With regard to her paper and canvas collages Krasner said: “Obviously I’m hauling out work (drawings) of 30 years ago. Obviously pulling that out. Dealing with it. Not ignoring, hiding it. I’m saying, here it is in another form. This is where I’ve come from: from there to here. It gives me a kick to be able to go back and pick up 30 years ago. It renews my confidence in something I believe. That there is continuity.”

 

FINAL THOUGHTS

Some artists focus on one particular style so that almost any art lover can easily describe typical examples of their works. Other artists, however, purposefully and constantly evolve their style, refusing to be limited by one aesthetic approach. Lee Krasner epitomized this approach. To describe a typical Lee Krasner painting would be impossible, because her work was never typical. Multiple times over the course of her career Krasner completely redirected her approach to painting.

Although she is normally associated with the Abstract Expressionists, Krasner’sdesire to revise her aesthetic – or what she called “breaks” – led to her innovative Little Image series of the late 1940s, her bold collages of the 1950s, and her large canvases, brilliant with color, of the 1960s.

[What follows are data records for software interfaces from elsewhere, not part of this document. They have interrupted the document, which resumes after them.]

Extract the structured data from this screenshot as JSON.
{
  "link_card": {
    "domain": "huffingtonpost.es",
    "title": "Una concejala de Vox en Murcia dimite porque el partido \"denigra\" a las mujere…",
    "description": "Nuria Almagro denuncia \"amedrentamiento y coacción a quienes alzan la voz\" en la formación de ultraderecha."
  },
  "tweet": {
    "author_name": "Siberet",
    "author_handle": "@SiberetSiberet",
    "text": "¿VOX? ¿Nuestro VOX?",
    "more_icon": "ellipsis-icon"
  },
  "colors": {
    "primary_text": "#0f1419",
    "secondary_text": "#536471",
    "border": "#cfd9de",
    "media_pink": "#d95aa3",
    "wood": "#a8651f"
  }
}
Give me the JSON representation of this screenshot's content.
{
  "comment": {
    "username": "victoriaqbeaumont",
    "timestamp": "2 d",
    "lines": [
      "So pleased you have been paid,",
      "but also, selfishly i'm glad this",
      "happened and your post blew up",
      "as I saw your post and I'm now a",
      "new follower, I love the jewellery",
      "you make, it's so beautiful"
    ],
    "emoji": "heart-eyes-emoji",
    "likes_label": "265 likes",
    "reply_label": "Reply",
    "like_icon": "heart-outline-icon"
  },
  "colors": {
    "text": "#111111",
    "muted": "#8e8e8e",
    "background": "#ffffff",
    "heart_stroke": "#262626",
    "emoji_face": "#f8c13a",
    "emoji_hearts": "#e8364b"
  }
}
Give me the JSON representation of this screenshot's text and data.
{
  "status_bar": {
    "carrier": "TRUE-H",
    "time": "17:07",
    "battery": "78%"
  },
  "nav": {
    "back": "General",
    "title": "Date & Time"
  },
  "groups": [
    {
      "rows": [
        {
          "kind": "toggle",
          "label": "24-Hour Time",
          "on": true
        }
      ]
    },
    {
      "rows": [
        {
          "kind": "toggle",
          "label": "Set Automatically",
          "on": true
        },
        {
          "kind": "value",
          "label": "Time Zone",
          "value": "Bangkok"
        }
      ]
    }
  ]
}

Krasner was “rediscovered” by feminist art historians during the 1970s and lived to see the recognition of her art and career, which continues to grow to this day.